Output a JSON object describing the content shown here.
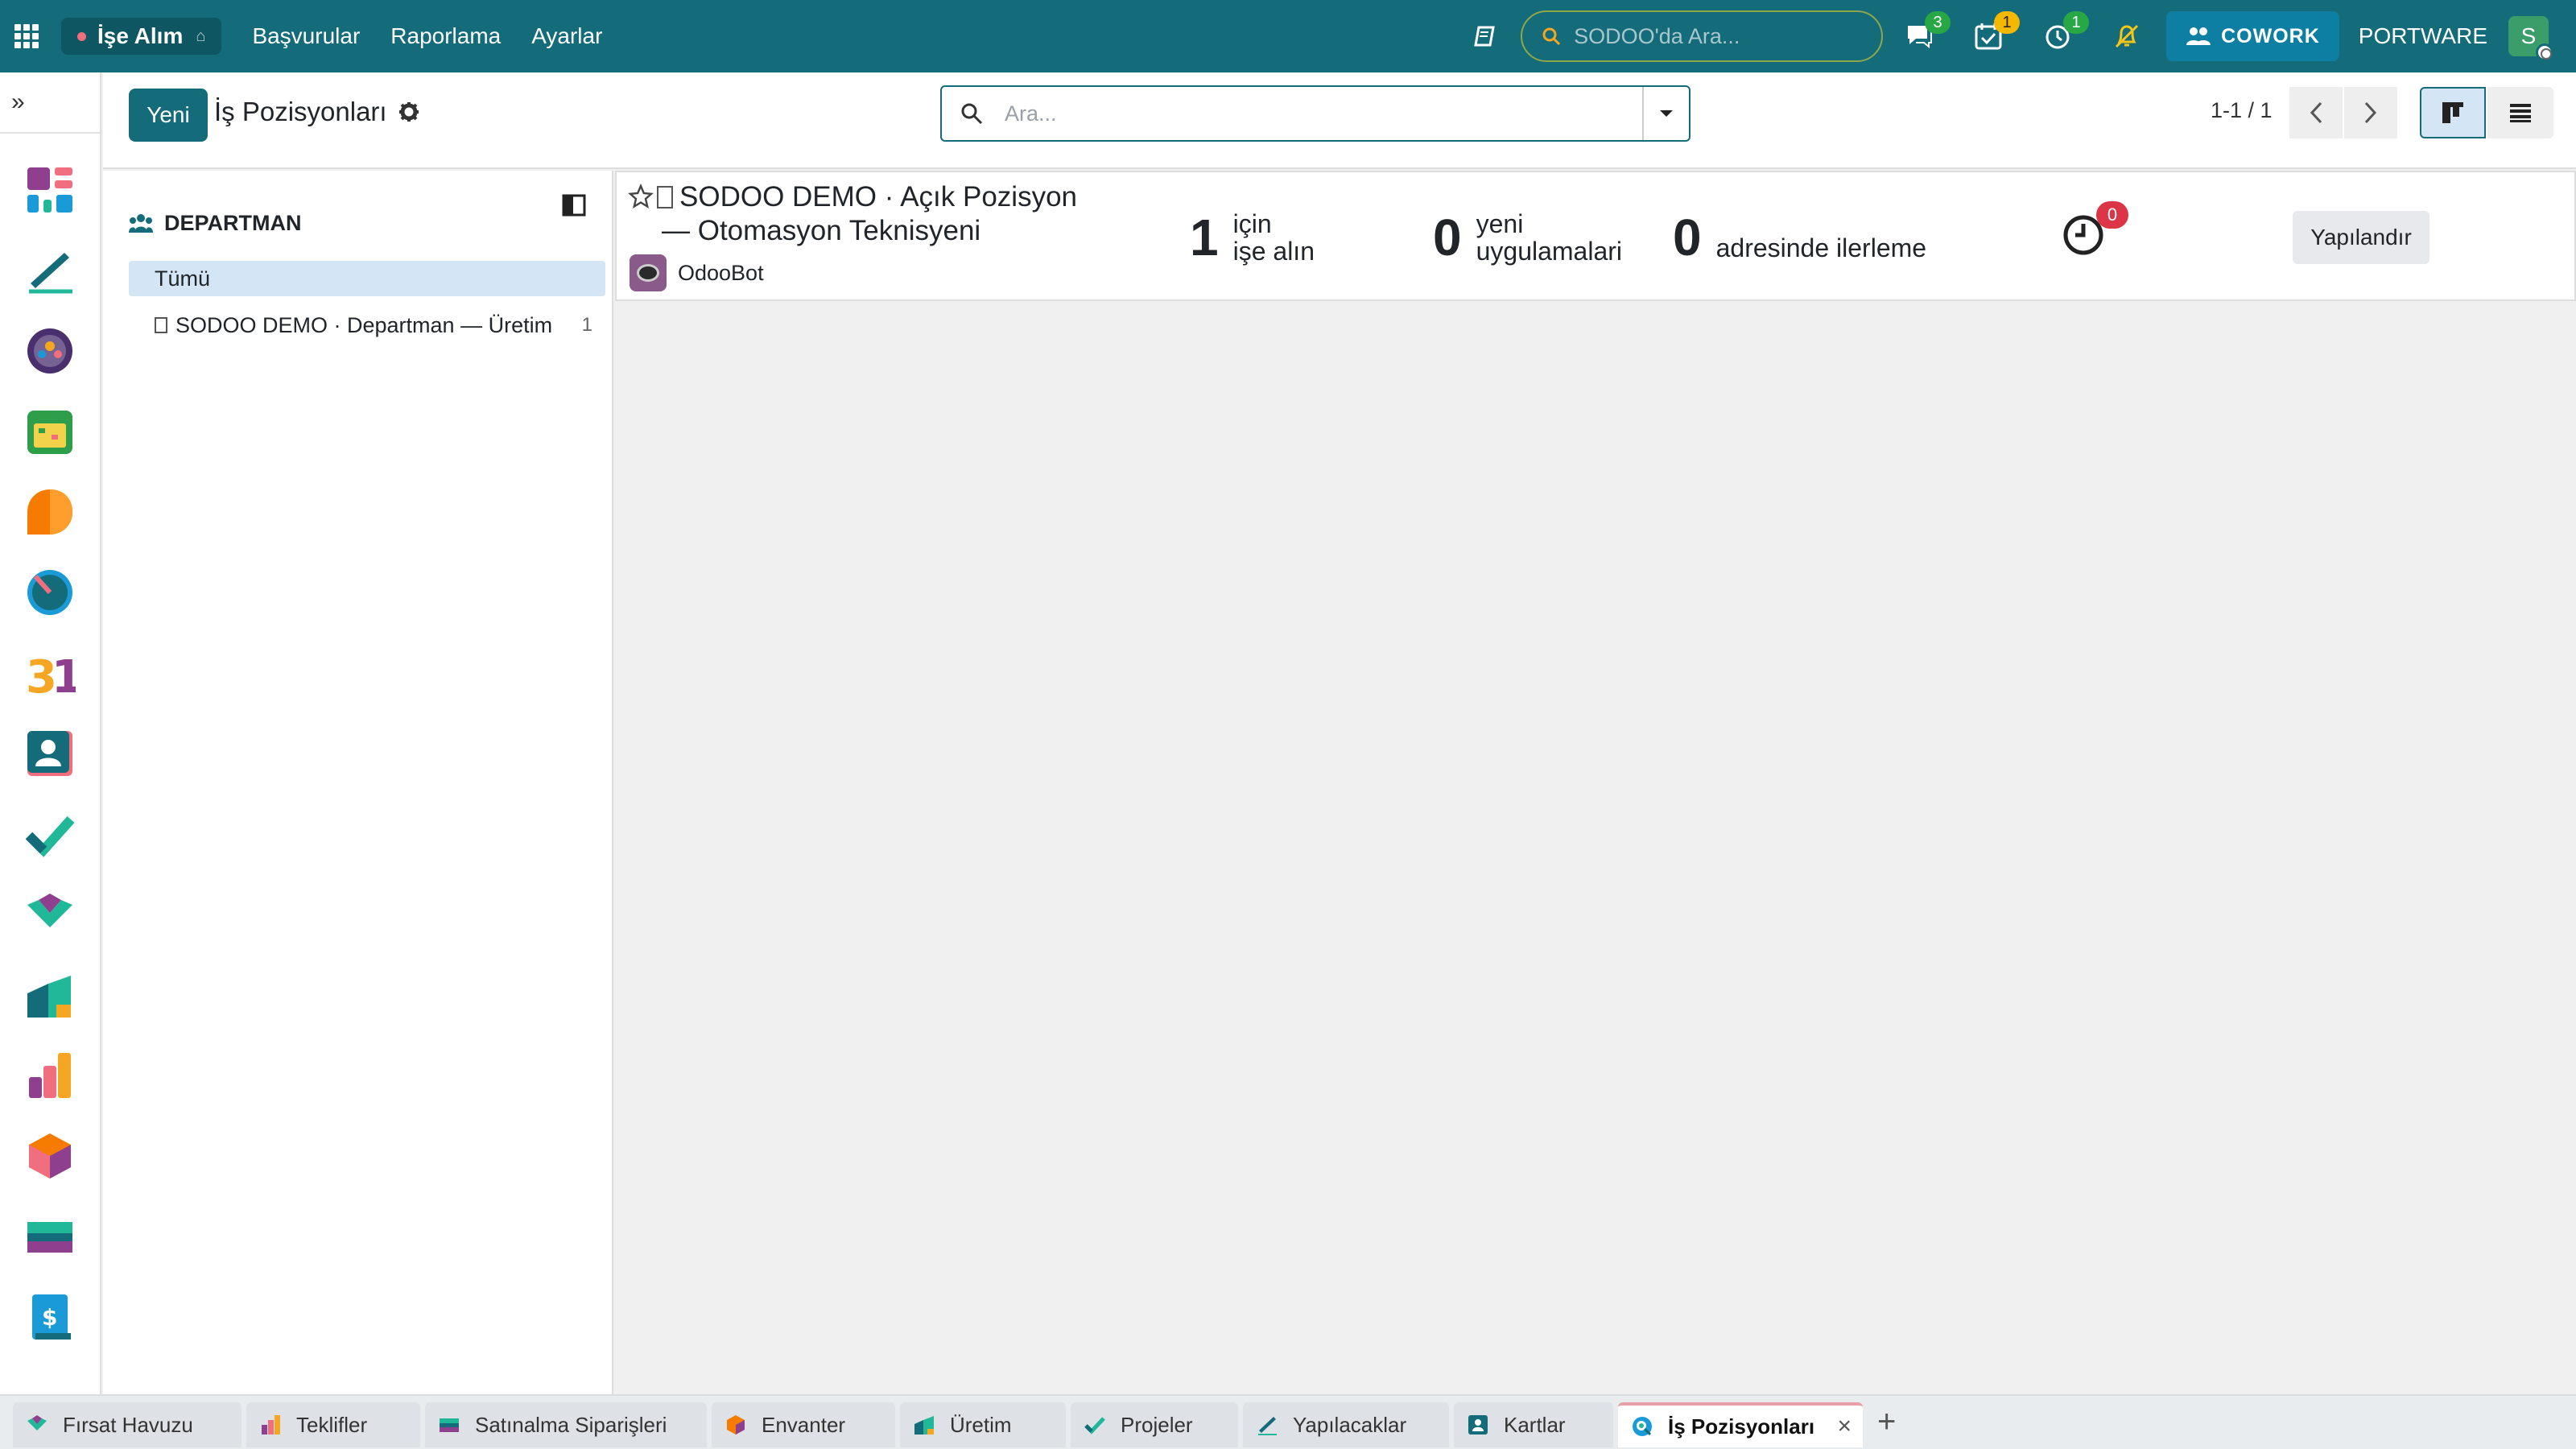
{
  "navbar": {
    "app_name": "İşe Alım",
    "menu": [
      "Başvurular",
      "Raporlama",
      "Ayarlar"
    ],
    "search_placeholder": "SODOO'da Ara...",
    "messages_count": "3",
    "activities_count": "1",
    "timer_count": "1",
    "cowork_label": "COWORK",
    "company": "PORTWARE",
    "user_initial": "S",
    "bg_color": "#146b7a"
  },
  "control_panel": {
    "new_label": "Yeni",
    "title": "İş Pozisyonları",
    "search_placeholder": "Ara...",
    "pager": "1-1 / 1"
  },
  "search_panel": {
    "header": "DEPARTMAN",
    "items": [
      {
        "label": "Tümü",
        "count": ""
      },
      {
        "label": "SODOO DEMO · Departman — Üretim",
        "count": "1"
      }
    ]
  },
  "job_card": {
    "title_line1": "SODOO DEMO · Açık Pozisyon",
    "title_line2": "— Otomasyon Teknisyeni",
    "company": "OdooBot",
    "stats": [
      {
        "num": "1",
        "label_line1": "için",
        "label_line2": "işe alın"
      },
      {
        "num": "0",
        "label_line1": "yeni",
        "label_line2": "uygulamalari"
      },
      {
        "num": "0",
        "label_line1": "adresinde ilerleme",
        "label_line2": ""
      }
    ],
    "activity_count": "0",
    "config_label": "Yapılandır"
  },
  "tabs": [
    {
      "label": "Fırsat Havuzu",
      "icon": "crm-icon"
    },
    {
      "label": "Teklifler",
      "icon": "sales-icon"
    },
    {
      "label": "Satınalma Siparişleri",
      "icon": "purchase-icon"
    },
    {
      "label": "Envanter",
      "icon": "inventory-icon"
    },
    {
      "label": "Üretim",
      "icon": "manufacturing-icon"
    },
    {
      "label": "Projeler",
      "icon": "project-icon"
    },
    {
      "label": "Yapılacaklar",
      "icon": "todo-icon"
    },
    {
      "label": "Kartlar",
      "icon": "contacts-icon"
    },
    {
      "label": "İş Pozisyonları",
      "icon": "recruitment-icon"
    }
  ]
}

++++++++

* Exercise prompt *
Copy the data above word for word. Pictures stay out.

* Solution to the exercise *
Output a JSON object describing the content shown here.
{
  "navbar": {
    "app_name": "İşe Alım",
    "menu": [
      "Başvurular",
      "Raporlama",
      "Ayarlar"
    ],
    "search_placeholder": "SODOO'da Ara...",
    "messages_count": "3",
    "activities_count": "1",
    "timer_count": "1",
    "cowork_label": "COWORK",
    "company": "PORTWARE",
    "user_initial": "S",
    "bg_color": "#146b7a"
  },
  "control_panel": {
    "new_label": "Yeni",
    "title": "İş Pozisyonları",
    "search_placeholder": "Ara...",
    "pager": "1-1 / 1"
  },
  "search_panel": {
    "header": "DEPARTMAN",
    "items": [
      {
        "label": "Tümü",
        "count": ""
      },
      {
        "label": "SODOO DEMO · Departman — Üretim",
        "count": "1"
      }
    ]
  },
  "job_card": {
    "title_line1": "SODOO DEMO · Açık Pozisyon",
    "title_line2": "— Otomasyon Teknisyeni",
    "company": "OdooBot",
    "stats": [
      {
        "num": "1",
        "label_line1": "için",
        "label_line2": "işe alın"
      },
      {
        "num": "0",
        "label_line1": "yeni",
        "label_line2": "uygulamalari"
      },
      {
        "num": "0",
        "label_line1": "adresinde ilerleme",
        "label_line2": ""
      }
    ],
    "activity_count": "0",
    "config_label": "Yapılandır"
  },
  "tabs": [
    {
      "label": "Fırsat Havuzu",
      "icon": "crm-icon"
    },
    {
      "label": "Teklifler",
      "icon": "sales-icon"
    },
    {
      "label": "Satınalma Siparişleri",
      "icon": "purchase-icon"
    },
    {
      "label": "Envanter",
      "icon": "inventory-icon"
    },
    {
      "label": "Üretim",
      "icon": "manufacturing-icon"
    },
    {
      "label": "Projeler",
      "icon": "project-icon"
    },
    {
      "label": "Yapılacaklar",
      "icon": "todo-icon"
    },
    {
      "label": "Kartlar",
      "icon": "contacts-icon"
    },
    {
      "label": "İş Pozisyonları",
      "icon": "recruitment-icon"
    }
  ]
}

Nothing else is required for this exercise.